In conclusion, Caryopyhlli flos and Caryophylli floris aetheroleum and its preparations can be regarded as traditionally used, in the following indications: temporary relief of toothache due to a dental cavity and symptomatic treatment of minor inflammations in the mouth or the throat.

There is no documented use of medicinal products containing Caryophylli flos as the only active ingredient. Therefore no monograph for Caryophylli flos has been developed, which is communicated in a public statement.

In Caryophylli aetheroleum, the main component eugenol gives reason for safety concerns. Natural compounds with a similar allylbenzene structure, like safrole and methyleugenol, are known as genotoxic carcinogens. Available data regarding genotoxicity of eugenol are inconsistent and equivocal. In general the toxicity of eugenol is estimated to be considerably lower compared to methyleugenol. In the human liver, the rate of detoxification reactions of the 2’, 3’ epoxide metabolites appears to be considerably higher compared to rat liver. Due to the presence of a free para-hydroxyl group, eugenol is much more easily conjugated with sulphate and glucuronide resulting in a reduced probability of the formation of reactive metabolites compared to methyleugenol.

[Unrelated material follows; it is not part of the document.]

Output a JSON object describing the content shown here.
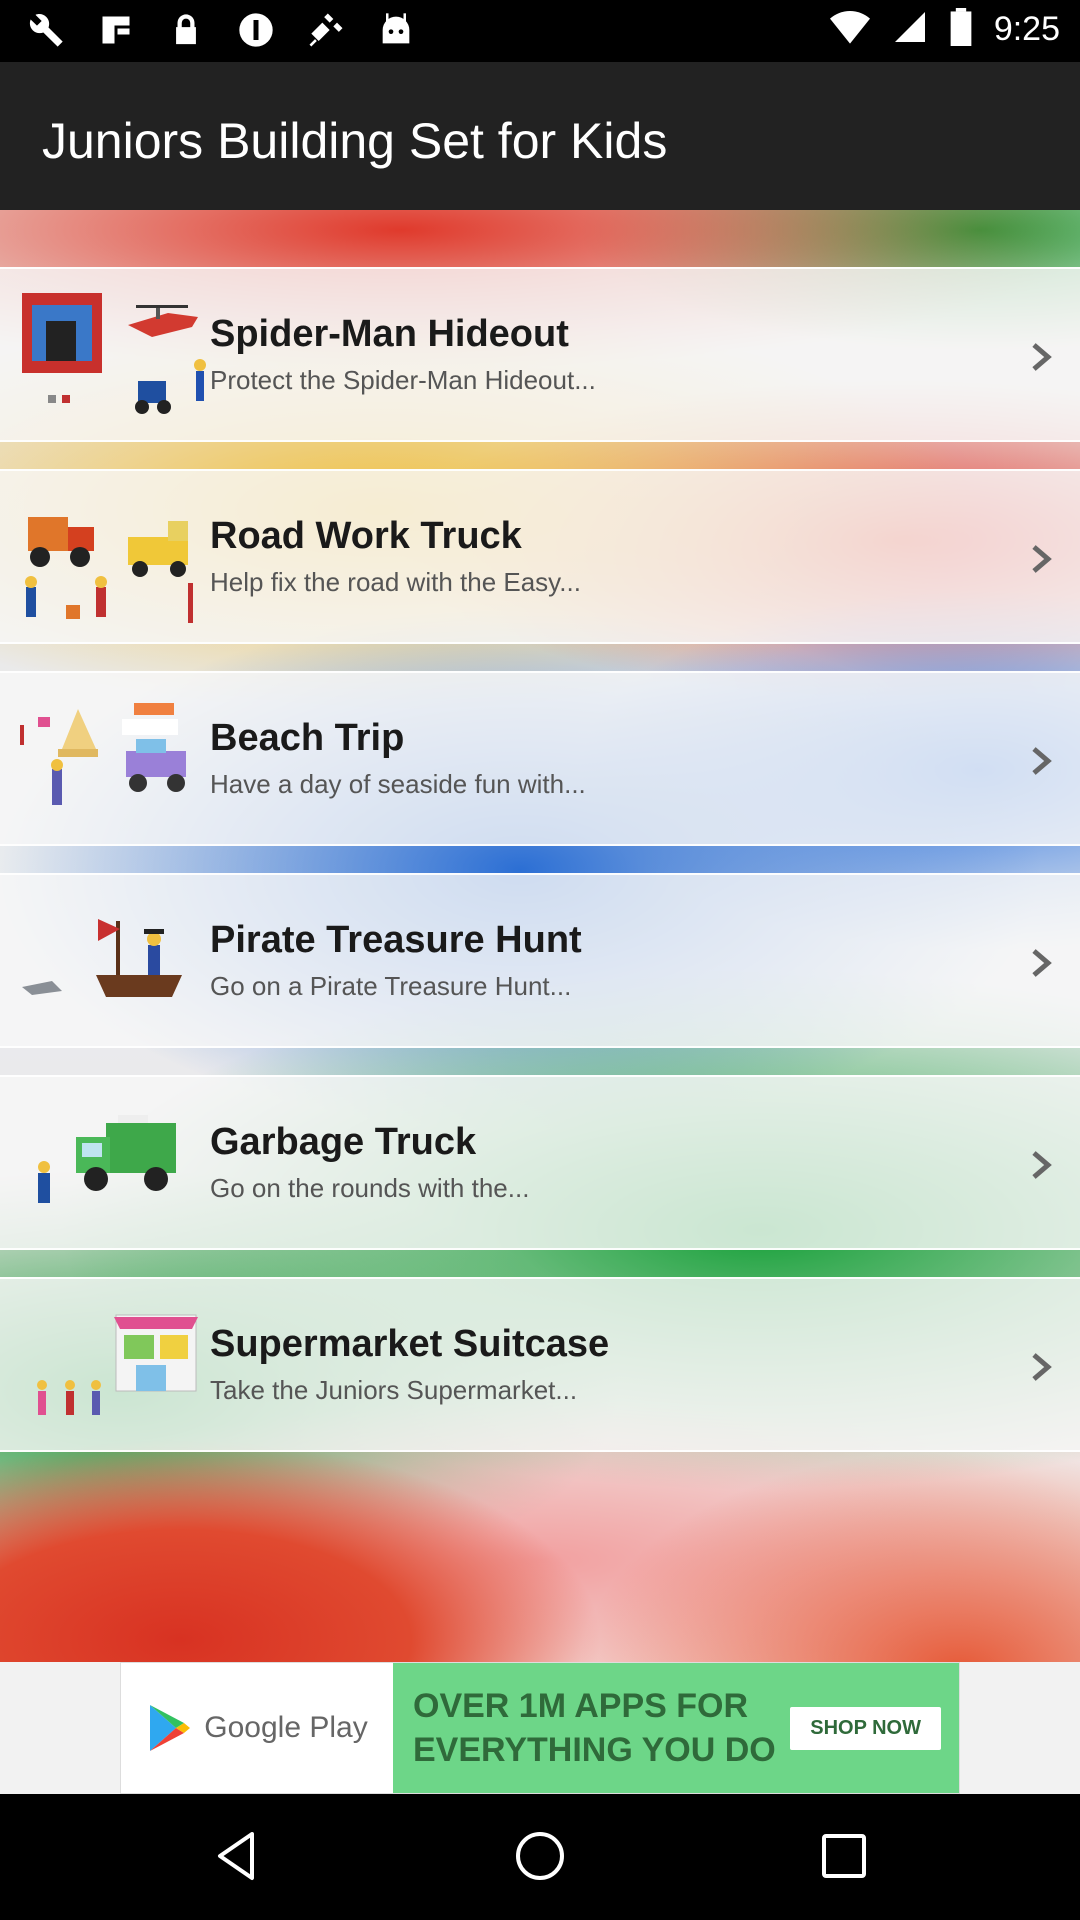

Additionally, when considering the relatively high concentrations of eugenol used in the carcinogenicity studies the actual risk for short term use seems to be relatively low.

Therefore, from the potential toxicity point of view, the short term local use of clove oil for the temporary relief of toothache due to a dental cavity and for the symptomatic treatment of minor inflammations in the mouth or the throat in traditional herbal medicinal products can be supported.

The safety concerns do not allow the establishment of a Community list entry.


List of references